27 Oct 2016

Pioneer organics firm still going strong

From Afternoons with Jesse Mulligan, 1:28 pm on 27 October 2016

What started off as a small communal farm in the early 1970s has grown into a flourishing business with six stores; five in Wellington and one in Auckland, as well as an online store.

Commonsense Organics was founded by Jim Kebbell and Marion Wood 25 years ago.

Modern agriculture has resulted in not only poorer quality produce, but also polluted soil and waterways, Jim says.

“These chemicals may produce quite good looking vegetables and produce, but what they do to the soil has never really been accounted for.”

Growing organics is about maintaining the fertility of the soil, which still has the healthy micro-organisms necessary for growing nutritious produce.

“Unfortunately, a lot of the nutrients that we need for healthy growth aren’t always known. It’s very complicated and therefore what we choose to put into our soil, having killed it, doesn’t necessarily produce nutritious food.

“It’s completely counter-intuitive to think that if you pour poisons all over your food, then it is going to be good for you.”

Jim and Marion got into organics for political reasons. At the time they were running accommodation for people who lacked a stable family network and who “had been dumped into institutions of one sort or another”.

“Living with us they got some domestic skills, but we thought it would be nice if we got a bit of land and introduce them to some of the outdoor skills and food growing skills and so on. I myself grew up on a farm.”

A plot of land was purchased while Marion was in the hospital giving birth to the couple’s first child and it was Marion’s mother Frances who insisted they grow exclusively organic produce.

“I said, ‘Well, I don’t know, I come from a conventional background, I am not so keen on this’. But then I discovered that Shell oil was one of the owners of the new high yielding hybrid seeds. And I thought to myself, ‘Goodness, it’s hardly a good thing for an oil company to be in charge of the food chain and what’s more owning it and patenting it so that everybody had to buy seeds from them’.”

Located an hour’s drive north of Wellington in a place called Te Horo, the farm was named Common Property and was originally 4.8 hectares.
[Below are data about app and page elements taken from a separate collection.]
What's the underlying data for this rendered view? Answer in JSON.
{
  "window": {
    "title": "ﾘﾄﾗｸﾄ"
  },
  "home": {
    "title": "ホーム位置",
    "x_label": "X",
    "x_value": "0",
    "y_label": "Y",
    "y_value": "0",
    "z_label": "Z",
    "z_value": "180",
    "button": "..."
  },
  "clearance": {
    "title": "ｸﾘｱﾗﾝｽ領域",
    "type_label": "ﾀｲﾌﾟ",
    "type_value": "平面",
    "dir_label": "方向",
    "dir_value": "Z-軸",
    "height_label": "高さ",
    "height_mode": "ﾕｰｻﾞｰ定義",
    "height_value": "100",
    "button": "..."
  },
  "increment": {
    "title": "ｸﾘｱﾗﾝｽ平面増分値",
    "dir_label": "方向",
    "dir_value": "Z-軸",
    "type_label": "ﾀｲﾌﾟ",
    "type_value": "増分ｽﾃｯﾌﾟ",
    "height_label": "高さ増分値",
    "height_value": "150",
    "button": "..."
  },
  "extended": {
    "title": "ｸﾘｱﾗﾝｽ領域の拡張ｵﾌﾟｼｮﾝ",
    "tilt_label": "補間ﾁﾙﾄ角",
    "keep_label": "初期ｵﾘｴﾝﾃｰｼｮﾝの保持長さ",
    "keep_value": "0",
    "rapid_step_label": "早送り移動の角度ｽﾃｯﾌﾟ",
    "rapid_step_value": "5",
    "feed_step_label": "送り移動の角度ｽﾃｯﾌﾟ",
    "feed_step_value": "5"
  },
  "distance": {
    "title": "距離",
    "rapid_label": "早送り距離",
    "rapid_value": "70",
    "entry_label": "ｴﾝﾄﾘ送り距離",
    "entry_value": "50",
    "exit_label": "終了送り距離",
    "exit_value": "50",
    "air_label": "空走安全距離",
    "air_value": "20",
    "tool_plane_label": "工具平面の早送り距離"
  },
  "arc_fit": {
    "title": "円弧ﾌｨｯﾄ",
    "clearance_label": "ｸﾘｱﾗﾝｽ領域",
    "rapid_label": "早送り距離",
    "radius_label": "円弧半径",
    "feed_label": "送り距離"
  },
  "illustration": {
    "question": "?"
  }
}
Jim says the two main reasons people shopped at Commonsense Organics in the early days of the shop were for health reasons and for environmental reasons. These days the reasons are still the same, and the largest group of customers are mothers with young children who are seeking healthy alternatives to feed their family.

“One of the problems with industrial processed food is that it is so refined that it has less and less nutritious value and they know that organic food is not processed in that way and therefore is much more likely to be good for you.”

Now, as the business celebrates its 25th anniversary, Common Property is a professionally run commercial unit and has grown to 11.2 hectares.

Major supermarket chains have also noticed the increasing demand for organic food and are now starting to stock chemical-free produce. Jim is not concerned about the competition.

“We’d be delighted if everybody went organic of course. Our aim is to get everybody to be buying and growing organic food.

“I suspect that will be the only type of food that will be there in a hundred years or so, because we will have done so much damage to the planet.”